## Task item:
Every record is to be restated exactly, with nothing left out.

--- Information Enclosed Below ---

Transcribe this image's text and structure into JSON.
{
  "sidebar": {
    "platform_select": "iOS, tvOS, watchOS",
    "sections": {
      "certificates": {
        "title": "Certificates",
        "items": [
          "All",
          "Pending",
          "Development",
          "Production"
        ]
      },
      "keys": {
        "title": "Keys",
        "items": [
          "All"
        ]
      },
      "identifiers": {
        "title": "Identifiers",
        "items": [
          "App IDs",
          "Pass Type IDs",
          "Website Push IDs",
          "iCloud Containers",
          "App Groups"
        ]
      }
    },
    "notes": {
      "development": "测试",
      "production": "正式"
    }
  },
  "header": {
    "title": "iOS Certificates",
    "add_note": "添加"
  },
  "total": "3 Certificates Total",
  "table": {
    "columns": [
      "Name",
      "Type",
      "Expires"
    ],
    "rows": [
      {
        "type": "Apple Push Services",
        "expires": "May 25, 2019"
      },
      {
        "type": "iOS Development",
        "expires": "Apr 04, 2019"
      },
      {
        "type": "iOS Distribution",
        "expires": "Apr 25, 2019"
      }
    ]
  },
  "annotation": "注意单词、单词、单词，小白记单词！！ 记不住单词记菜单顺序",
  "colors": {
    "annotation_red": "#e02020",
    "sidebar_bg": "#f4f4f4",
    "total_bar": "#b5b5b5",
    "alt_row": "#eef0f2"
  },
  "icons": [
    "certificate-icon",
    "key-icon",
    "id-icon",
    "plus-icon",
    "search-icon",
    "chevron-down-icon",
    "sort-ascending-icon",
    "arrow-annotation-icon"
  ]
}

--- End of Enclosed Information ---

## Reply:
Transcribe this image's text and structure into JSON.
{
  "sidebar": {
    "platform_select": "iOS, tvOS, watchOS",
    "sections": {
      "certificates": {
        "title": "Certificates",
        "items": [
          "All",
          "Pending",
          "Development",
          "Production"
        ]
      },
      "keys": {
        "title": "Keys",
        "items": [
          "All"
        ]
      },
      "identifiers": {
        "title": "Identifiers",
        "items": [
          "App IDs",
          "Pass Type IDs",
          "Website Push IDs",
          "iCloud Containers",
          "App Groups"
        ]
      }
    },
    "notes": {
      "development": "测试",
      "production": "正式"
    }
  },
  "header": {
    "title": "iOS Certificates",
    "add_note": "添加"
  },
  "total": "3 Certificates Total",
  "table": {
    "columns": [
      "Name",
      "Type",
      "Expires"
    ],
    "rows": [
      {
        "type": "Apple Push Services",
        "expires": "May 25, 2019"
      },
      {
        "type": "iOS Development",
        "expires": "Apr 04, 2019"
      },
      {
        "type": "iOS Distribution",
        "expires": "Apr 25, 2019"
      }
    ]
  },
  "annotation": "注意单词、单词、单词，小白记单词！！ 记不住单词记菜单顺序",
  "colors": {
    "annotation_red": "#e02020",
    "sidebar_bg": "#f4f4f4",
    "total_bar": "#b5b5b5",
    "alt_row": "#eef0f2"
  },
  "icons": [
    "certificate-icon",
    "key-icon",
    "id-icon",
    "plus-icon",
    "search-icon",
    "chevron-down-icon",
    "sort-ascending-icon",
    "arrow-annotation-icon"
  ]
}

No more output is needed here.